2006 (2) NR 687 at 701H-J:








Purpose
of judicial review








[53]
Judicial review has two aspects: First, it is concerned with ensuring
that the duties imposed on decision-makers by law (which includes the
Constitution) are carried out. A functionary who fails to carry out a
duty imposed by law can be compelled by the High Court to carry it
out. Secondly, judicial review is concerned with ensuring that an
administrative decision is lawful, i.e. that powers are exercised
only within their true limits. If a functionary acts outside the
authority conferred by law, the High Court can quash his or her
decision. This is the doctrine of ultra vires.
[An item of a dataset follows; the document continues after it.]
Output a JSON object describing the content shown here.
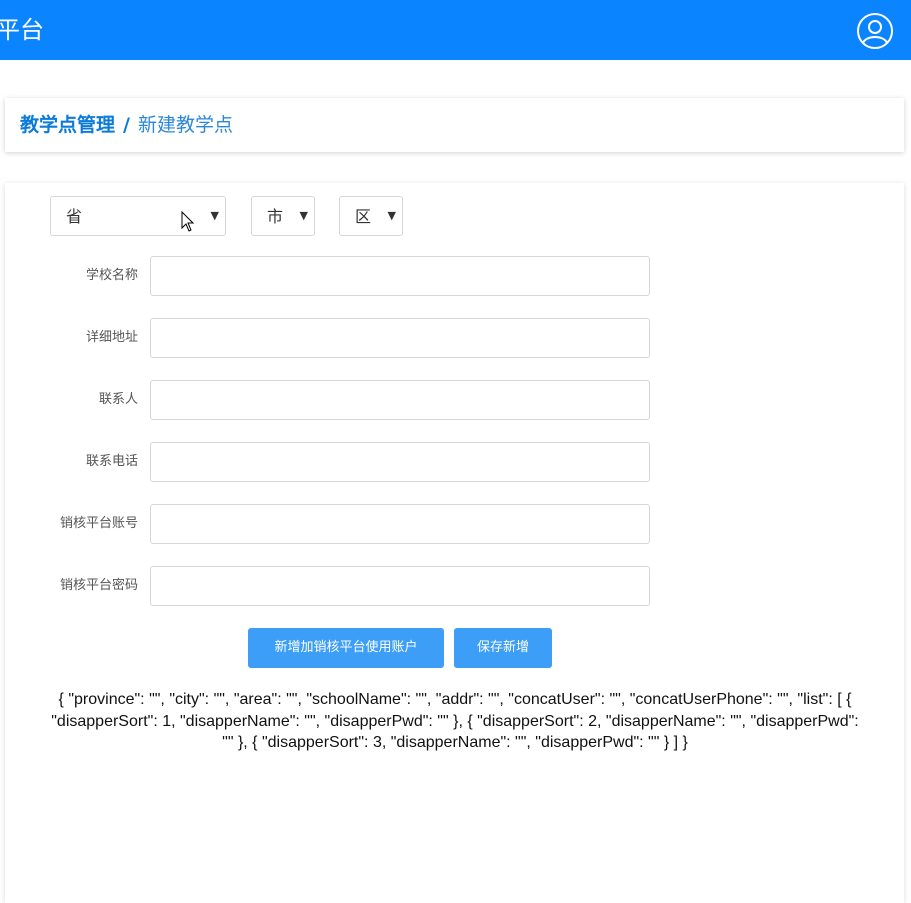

If the decision
is one that the decision-maker was authorised to make, the only
question which can arise is whether the decision is right or wrong.
This involves a consideration of the merits of the decision.








With
limited exceptions, namely an error of law on the face of the record
and the still-evolving doctrine of proportionality, the Courts are in
principle not prepared to review the merits of the decision unless
Parliament has created a statutory right of appeal. (See Davies v
Chairman, Committee of the Johannesburg Stock Exchange
1991 (4)
SA 43 (W) at 46-48; The Western Australia Law Reform Commission
(1986) at para 1.9.) It must be borne in mind that ‘in the
absence of irregularity or unlawfulness, considerations of equity do
not provide any ground of review.’
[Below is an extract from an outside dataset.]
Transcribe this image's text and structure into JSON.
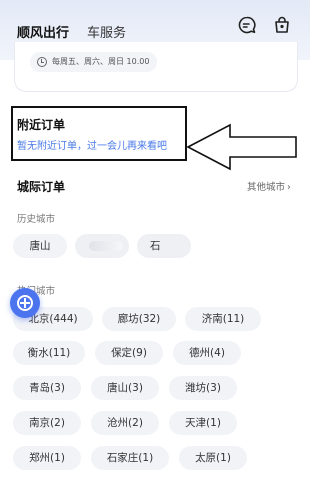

[13] As I have signalized
previously in this proceeding the court is not concerned with the
conduct of the second and third respondents, which conduct the
applicant appears to complain about in paras 28 and 29 of her
founding affidavit. Their conduct cannot on any legal basis be
attributed to the first respondent as I have shown in paras 10 and
11. This conclusion rejects allegation of ‘unfair process’.
I should also say again that the conduct of these two respondents and
that of the fourth and fifth respondents are not sought to be
reviewed in the present proceeding.








[14] The applicant has
failed to establish that the first respondent acted in bad faith or
from improper motives or on extraneous considerations or under a view
of the facts or law which could not reasonably be entertained. (See
Frank and Another v Chairperson of the Immigration Selection Board
1999 NR 257 (HC).) Besides, the applicant has not shown that the
first respondent acted ultra vires by acting outside the
authority conferred on her by the Administration of Estates Act 66 of
1965. (See Trustco Insurance v Deeds Registries Regulation Board
2010 (2) NR 565 (HC) at 582E) I, accordingly, accept submissions by
Ms De Jager on the point.








[15] As I have stated in
para 11 the applicant has not shown that the conditions that the
first respondent attached to her approval of the sale of the
immovable property are unreasonable or unjust. Indeed, I find them to
be reasonable in regard to the existing circumstances of which the
first respondent knew or ought to have known. And it cannot be argued
that the decision is entirely without foundation, or that the first
respondent used her powers dishonesty or that the decision would lead
to harsh, arbitrary, unjust or uncertain consequences. (See Trustco
Insurance v Deeds Registries Regulation Board
.) In this regard,
it must be remembered that the affidavit of McDonald does not form
part of the evidence placed before the court in the present
application.








[16] For all these
reasoning and conclusions, I come to the inevitable conclusion that
the application has no merit; and it fails. In the result, I make the
following order:








The application is
dismissed with costs; and the costs include costs of one instructing
counsel and one instructed counsel.




























----------------------------



C Parker



Acting Judge




























APPEARANCES








APPLICANT: T C Phatela



Instructed by Dr Weder,
Kauta & Hoveka Inc.













SECOND, THIRD, FOURTH



and FIFTH RESPONDENTS: B
de Jager



Instructed by Du Pisani Legal
Practitioners